• DIRECTIONS FOR THIS TASK: If a line below contains the string "JSON", copy it out.

• RECORDS TO PROCESS:

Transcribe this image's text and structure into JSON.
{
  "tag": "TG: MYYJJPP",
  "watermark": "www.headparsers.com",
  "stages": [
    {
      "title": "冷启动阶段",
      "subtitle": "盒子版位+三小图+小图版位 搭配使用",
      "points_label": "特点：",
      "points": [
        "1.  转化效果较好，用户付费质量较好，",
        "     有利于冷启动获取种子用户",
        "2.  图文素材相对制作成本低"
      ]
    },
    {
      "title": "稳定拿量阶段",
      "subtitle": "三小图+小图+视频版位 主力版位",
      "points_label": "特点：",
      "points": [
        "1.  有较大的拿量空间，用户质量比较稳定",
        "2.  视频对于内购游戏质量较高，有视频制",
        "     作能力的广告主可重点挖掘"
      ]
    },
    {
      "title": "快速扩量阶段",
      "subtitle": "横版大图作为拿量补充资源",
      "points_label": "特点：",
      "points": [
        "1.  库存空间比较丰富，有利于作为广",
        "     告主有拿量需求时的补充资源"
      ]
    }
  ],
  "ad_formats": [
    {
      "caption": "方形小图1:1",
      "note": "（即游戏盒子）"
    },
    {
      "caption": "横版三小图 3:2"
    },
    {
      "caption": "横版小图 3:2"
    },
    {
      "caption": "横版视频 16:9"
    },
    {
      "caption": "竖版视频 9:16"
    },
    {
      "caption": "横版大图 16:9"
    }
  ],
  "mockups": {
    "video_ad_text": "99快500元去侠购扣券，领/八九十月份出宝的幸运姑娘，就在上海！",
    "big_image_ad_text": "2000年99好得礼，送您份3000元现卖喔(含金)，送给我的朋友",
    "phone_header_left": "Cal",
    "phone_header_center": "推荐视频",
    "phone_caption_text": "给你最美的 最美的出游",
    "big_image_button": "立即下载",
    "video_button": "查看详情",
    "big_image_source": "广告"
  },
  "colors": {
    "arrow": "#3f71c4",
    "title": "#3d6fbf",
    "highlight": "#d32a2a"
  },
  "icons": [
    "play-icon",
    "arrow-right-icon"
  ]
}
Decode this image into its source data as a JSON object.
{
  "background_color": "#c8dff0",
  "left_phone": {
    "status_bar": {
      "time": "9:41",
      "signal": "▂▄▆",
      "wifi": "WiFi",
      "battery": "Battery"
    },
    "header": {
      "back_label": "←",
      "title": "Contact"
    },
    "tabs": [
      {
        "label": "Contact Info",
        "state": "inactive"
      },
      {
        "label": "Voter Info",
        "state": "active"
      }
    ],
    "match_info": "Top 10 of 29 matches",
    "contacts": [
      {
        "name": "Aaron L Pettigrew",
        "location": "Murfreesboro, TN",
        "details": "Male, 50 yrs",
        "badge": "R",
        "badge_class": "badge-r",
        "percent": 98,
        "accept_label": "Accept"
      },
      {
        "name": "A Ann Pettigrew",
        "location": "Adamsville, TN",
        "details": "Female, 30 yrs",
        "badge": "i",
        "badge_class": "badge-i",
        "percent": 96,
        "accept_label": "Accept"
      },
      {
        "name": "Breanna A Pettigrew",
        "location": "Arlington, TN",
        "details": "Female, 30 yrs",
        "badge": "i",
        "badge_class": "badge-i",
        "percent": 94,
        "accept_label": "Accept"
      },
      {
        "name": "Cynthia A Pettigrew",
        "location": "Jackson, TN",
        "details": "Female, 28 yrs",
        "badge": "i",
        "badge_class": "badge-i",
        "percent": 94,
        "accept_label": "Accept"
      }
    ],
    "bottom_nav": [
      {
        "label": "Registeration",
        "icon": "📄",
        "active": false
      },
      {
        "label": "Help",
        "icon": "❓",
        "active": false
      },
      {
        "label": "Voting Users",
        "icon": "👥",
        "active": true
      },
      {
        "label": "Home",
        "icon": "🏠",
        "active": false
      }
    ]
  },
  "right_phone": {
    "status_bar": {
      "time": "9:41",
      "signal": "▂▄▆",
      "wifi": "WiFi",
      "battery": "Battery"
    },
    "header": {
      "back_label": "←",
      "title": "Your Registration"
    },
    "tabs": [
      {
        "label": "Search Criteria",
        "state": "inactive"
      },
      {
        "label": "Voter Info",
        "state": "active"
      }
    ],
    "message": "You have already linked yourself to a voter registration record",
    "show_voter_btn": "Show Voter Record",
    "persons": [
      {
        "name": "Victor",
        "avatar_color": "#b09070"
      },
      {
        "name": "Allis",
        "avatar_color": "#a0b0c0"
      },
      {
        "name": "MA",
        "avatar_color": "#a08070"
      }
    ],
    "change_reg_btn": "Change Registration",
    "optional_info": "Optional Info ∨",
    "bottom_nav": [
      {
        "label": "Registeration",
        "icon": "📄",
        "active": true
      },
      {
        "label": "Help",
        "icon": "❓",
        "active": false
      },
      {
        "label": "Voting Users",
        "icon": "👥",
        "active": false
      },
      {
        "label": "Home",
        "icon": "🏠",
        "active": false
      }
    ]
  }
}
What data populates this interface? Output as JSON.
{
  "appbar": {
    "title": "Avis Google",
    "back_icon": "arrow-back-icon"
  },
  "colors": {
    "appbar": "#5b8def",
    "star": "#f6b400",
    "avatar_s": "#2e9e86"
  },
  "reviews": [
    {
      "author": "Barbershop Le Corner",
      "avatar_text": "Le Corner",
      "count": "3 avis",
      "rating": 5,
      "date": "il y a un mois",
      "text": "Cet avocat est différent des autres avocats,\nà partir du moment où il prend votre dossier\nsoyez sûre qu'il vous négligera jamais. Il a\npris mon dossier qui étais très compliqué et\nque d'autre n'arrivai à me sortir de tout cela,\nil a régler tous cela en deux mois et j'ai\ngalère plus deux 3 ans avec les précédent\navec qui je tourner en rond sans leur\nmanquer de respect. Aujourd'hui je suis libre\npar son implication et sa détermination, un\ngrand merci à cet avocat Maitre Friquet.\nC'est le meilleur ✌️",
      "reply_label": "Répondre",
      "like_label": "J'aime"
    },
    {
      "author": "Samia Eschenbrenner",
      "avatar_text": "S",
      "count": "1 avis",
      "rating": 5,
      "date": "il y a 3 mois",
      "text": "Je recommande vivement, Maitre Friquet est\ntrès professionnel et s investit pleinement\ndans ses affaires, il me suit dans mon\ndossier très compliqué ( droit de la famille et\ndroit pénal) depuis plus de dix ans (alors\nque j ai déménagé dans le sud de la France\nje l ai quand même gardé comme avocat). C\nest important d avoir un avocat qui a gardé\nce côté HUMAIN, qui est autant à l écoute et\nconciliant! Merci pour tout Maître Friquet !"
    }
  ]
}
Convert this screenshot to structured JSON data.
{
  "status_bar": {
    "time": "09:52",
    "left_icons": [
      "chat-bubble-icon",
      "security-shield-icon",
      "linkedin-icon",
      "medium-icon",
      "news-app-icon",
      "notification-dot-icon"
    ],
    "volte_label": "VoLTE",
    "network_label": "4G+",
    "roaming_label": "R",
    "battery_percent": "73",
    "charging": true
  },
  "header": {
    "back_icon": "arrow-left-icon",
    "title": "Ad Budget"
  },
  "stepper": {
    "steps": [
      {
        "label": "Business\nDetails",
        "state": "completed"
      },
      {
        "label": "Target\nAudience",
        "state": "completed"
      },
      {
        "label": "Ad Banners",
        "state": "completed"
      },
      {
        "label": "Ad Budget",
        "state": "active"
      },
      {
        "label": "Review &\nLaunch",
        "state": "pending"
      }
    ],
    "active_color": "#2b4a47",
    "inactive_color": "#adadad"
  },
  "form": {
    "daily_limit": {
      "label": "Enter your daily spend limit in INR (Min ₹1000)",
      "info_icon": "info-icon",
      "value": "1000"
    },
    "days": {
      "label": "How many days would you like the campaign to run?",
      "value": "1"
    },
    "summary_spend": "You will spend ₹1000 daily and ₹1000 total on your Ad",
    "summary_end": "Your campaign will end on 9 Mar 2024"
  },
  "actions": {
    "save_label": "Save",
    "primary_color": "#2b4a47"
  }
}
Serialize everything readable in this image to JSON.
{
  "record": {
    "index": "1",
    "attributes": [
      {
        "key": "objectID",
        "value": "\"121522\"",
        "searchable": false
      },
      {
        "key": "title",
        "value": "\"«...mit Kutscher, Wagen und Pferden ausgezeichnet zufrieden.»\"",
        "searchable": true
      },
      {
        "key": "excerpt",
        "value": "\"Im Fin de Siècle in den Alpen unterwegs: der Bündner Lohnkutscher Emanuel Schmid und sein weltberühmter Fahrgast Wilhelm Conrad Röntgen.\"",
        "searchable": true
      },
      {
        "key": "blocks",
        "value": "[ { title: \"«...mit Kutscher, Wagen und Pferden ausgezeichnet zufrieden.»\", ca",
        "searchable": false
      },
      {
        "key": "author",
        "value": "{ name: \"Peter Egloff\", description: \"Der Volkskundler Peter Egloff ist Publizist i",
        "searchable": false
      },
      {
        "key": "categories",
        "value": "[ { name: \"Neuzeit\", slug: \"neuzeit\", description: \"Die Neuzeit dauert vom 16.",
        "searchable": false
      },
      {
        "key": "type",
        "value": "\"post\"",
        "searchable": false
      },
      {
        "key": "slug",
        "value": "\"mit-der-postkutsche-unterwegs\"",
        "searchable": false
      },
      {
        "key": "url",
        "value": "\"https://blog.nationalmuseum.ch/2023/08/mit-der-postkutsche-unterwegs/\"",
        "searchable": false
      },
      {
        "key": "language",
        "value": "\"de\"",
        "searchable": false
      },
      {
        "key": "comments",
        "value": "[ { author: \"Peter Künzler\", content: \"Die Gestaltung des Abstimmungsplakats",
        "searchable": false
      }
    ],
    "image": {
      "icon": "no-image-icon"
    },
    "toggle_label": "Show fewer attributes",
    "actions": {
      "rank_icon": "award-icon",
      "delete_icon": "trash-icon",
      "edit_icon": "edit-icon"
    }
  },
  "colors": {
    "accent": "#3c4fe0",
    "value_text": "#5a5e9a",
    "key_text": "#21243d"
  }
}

• RESPONSE:
Transcribe this image's text and structure into JSON.
Decode this image into its source data as a JSON object.
What data populates this interface? Output as JSON.
Convert this screenshot to structured JSON data.
Serialize everything readable in this image to JSON.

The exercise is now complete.